This does not mean that all excess should be recklessly and indiscriminately cast about. There may be value in using excess to develop businesses and other enterprises that can benefit others with employment or other resources. Further, there are legitimate concerns that the destitute not simply become dependent on welfare, something that indiscriminate giving can cause. The poor are usually best assisted by finding solutions to the causes of their destitution. The poor are to be treated justly, to be respected and assisted in a way that regards their humanity and moral agency.
Note that the Scriptures, the text from Pope Gregory, and the quote from the Catechism, all speak to us as individuals. This is a duty each of us has in justice. Too often we seek to push this obligation to the government. There may be a prudential assessment, in certain times and places, that government can play a role in rendering justice to the poor. But none of the texts above necessarily calls for big government solutions.

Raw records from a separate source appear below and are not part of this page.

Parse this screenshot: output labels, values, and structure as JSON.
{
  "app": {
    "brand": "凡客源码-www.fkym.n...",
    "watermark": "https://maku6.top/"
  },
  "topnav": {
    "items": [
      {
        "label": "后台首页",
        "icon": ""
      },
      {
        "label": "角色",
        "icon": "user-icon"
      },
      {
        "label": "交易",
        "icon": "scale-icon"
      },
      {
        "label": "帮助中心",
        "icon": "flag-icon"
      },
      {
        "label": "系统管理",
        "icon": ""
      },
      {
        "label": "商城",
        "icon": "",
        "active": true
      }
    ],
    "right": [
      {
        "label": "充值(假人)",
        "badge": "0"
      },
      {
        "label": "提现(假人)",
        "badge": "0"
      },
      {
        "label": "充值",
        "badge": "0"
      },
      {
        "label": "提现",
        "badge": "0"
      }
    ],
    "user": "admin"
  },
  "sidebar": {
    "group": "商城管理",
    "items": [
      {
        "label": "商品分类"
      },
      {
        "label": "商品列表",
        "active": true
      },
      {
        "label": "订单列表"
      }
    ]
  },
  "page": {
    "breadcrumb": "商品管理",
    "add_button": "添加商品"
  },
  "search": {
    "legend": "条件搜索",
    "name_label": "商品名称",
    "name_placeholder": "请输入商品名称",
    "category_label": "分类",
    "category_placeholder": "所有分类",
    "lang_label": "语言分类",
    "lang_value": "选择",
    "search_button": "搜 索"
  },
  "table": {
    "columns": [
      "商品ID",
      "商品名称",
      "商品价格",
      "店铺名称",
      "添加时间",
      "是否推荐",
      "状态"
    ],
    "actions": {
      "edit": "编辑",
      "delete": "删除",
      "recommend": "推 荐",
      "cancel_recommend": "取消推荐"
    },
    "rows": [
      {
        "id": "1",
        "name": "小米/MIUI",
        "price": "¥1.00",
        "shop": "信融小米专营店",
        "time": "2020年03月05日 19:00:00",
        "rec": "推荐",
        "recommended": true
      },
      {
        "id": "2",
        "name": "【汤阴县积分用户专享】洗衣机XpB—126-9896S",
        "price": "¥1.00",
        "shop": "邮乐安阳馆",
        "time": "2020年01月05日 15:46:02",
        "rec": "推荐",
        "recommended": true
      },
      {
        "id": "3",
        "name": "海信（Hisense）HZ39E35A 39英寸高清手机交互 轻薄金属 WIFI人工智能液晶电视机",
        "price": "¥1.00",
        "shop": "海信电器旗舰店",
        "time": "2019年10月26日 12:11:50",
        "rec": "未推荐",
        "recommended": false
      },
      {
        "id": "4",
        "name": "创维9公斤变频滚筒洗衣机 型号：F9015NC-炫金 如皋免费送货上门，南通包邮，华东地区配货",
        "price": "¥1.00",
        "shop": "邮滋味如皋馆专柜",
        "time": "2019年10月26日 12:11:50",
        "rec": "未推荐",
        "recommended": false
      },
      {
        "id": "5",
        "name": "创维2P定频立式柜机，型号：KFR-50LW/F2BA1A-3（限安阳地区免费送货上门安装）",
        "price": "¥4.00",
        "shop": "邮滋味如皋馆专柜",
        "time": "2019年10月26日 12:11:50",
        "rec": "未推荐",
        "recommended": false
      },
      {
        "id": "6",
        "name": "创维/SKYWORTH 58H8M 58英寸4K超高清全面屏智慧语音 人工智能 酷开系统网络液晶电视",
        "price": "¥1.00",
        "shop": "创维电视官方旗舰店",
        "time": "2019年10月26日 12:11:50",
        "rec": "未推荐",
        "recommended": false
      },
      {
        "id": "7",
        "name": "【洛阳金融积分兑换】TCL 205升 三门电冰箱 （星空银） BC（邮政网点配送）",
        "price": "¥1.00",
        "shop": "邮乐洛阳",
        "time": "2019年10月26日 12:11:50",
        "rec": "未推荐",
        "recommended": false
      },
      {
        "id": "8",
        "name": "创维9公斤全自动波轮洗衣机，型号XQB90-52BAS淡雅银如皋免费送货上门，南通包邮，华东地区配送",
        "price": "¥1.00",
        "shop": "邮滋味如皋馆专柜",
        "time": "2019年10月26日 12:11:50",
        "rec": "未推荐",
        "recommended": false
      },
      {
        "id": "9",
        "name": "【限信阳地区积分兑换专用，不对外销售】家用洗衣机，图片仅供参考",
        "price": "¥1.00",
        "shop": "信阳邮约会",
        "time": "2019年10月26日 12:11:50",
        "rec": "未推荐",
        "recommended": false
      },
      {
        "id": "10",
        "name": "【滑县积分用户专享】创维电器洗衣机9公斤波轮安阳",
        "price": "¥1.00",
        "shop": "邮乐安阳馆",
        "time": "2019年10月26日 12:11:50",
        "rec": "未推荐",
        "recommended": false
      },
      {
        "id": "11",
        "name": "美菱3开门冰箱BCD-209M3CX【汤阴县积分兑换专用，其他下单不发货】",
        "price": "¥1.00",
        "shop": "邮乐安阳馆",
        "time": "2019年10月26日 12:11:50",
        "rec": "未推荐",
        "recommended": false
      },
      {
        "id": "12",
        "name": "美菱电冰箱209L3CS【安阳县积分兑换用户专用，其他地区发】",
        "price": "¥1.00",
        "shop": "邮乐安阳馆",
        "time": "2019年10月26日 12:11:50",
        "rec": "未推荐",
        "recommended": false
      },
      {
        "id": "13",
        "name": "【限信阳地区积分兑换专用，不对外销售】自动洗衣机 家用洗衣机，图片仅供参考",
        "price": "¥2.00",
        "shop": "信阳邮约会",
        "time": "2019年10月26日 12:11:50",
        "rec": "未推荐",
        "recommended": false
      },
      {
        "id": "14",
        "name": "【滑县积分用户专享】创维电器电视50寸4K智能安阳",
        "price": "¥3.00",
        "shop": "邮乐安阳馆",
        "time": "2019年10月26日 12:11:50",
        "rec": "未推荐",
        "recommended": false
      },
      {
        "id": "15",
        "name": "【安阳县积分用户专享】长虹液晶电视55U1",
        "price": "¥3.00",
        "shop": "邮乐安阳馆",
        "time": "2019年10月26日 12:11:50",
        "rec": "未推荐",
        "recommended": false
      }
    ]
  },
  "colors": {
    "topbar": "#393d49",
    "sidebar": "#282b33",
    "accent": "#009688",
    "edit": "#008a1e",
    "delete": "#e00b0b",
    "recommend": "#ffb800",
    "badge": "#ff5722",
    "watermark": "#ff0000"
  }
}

Whatever the prudential decisions, the point remains that individuals, communities, nations, and cultures are bound in justice to give to the poor. Amos makes it clear that the coming judgment of destruction on Israel is due in good part to its injustice to the poor. We live in times of abundance today and many live excessively. This is surely part of the judgment of God that is upon us today, along with our sexual promiscuity, abortion, easy divorce, widespread unbelief, lack of worship, narcissistic self-centeredness, etc.
What do I have that really belongs to the poor? What excesses could I end so that I would be more able to contribute to the good of the poor and others? Do I really need that latest upgrade, the addition to the house, etc.?
The Lord speaks to us through Amos in these recent daily readings. Are we listening or is greed always the other guy’s problem?
Finally, here is a quote attributed to St. Vincent De Paul that is almost shocking (and Amos-like) in its final sting:
You will find out that Charity is a heavy burden to carry, heavier than the kettle of soup and the full basket. But you will keep your gentleness and your smile. It is not enough to give soup and bread. This the rich can do. You are the servant of the poor, always smiling and good-humored. They are your masters, terribly sensitive and exacting masters you will see. And the uglier and the dirtier they will be, the more unjust and insulting, the more love you must give them. It is only for your love alone that the poor will forgive you the bread you give to them.